§ Task brief:
For each line below, write it out exactly as it appears.
** Opening Data for processing block **
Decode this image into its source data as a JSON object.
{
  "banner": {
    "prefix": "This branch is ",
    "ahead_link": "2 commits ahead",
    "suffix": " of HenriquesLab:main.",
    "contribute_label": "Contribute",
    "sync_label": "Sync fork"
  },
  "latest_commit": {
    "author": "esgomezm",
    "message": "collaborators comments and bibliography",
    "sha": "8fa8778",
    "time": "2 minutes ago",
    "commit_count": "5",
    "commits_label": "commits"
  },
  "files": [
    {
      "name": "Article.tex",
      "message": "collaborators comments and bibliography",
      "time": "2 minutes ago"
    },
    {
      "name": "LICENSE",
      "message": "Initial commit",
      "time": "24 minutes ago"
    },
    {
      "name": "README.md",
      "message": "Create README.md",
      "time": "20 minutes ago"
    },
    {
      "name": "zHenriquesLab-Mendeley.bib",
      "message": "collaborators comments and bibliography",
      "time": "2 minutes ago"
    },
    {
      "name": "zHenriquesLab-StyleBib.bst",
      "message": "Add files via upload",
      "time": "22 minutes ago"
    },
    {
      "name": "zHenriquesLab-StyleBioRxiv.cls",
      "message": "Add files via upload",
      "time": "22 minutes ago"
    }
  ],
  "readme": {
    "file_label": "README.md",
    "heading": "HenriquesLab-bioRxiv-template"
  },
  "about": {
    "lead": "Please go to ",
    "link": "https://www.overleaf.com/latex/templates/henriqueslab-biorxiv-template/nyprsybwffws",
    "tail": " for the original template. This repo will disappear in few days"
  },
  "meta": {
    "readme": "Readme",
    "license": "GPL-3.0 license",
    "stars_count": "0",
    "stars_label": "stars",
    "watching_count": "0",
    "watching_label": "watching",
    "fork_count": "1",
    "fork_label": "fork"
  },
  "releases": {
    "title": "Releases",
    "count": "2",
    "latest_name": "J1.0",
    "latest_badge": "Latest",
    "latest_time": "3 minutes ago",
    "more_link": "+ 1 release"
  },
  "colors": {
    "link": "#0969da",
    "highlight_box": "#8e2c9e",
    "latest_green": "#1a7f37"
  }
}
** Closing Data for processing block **
§ Solved exercise:
Decode this image into its source data as a JSON object.
{
  "banner": {
    "prefix": "This branch is ",
    "ahead_link": "2 commits ahead",
    "suffix": " of HenriquesLab:main.",
    "contribute_label": "Contribute",
    "sync_label": "Sync fork"
  },
  "latest_commit": {
    "author": "esgomezm",
    "message": "collaborators comments and bibliography",
    "sha": "8fa8778",
    "time": "2 minutes ago",
    "commit_count": "5",
    "commits_label": "commits"
  },
  "files": [
    {
      "name": "Article.tex",
      "message": "collaborators comments and bibliography",
      "time": "2 minutes ago"
    },
    {
      "name": "LICENSE",
      "message": "Initial commit",
      "time": "24 minutes ago"
    },
    {
      "name": "README.md",
      "message": "Create README.md",
      "time": "20 minutes ago"
    },
    {
      "name": "zHenriquesLab-Mendeley.bib",
      "message": "collaborators comments and bibliography",
      "time": "2 minutes ago"
    },
    {
      "name": "zHenriquesLab-StyleBib.bst",
      "message": "Add files via upload",
      "time": "22 minutes ago"
    },
    {
      "name": "zHenriquesLab-StyleBioRxiv.cls",
      "message": "Add files via upload",
      "time": "22 minutes ago"
    }
  ],
  "readme": {
    "file_label": "README.md",
    "heading": "HenriquesLab-bioRxiv-template"
  },
  "about": {
    "lead": "Please go to ",
    "link": "https://www.overleaf.com/latex/templates/henriqueslab-biorxiv-template/nyprsybwffws",
    "tail": " for the original template. This repo will disappear in few days"
  },
  "meta": {
    "readme": "Readme",
    "license": "GPL-3.0 license",
    "stars_count": "0",
    "stars_label": "stars",
    "watching_count": "0",
    "watching_label": "watching",
    "fork_count": "1",
    "fork_label": "fork"
  },
  "releases": {
    "title": "Releases",
    "count": "2",
    "latest_name": "J1.0",
    "latest_badge": "Latest",
    "latest_time": "3 minutes ago",
    "more_link": "+ 1 release"
  },
  "colors": {
    "link": "#0969da",
    "highlight_box": "#8e2c9e",
    "latest_green": "#1a7f37"
  }
}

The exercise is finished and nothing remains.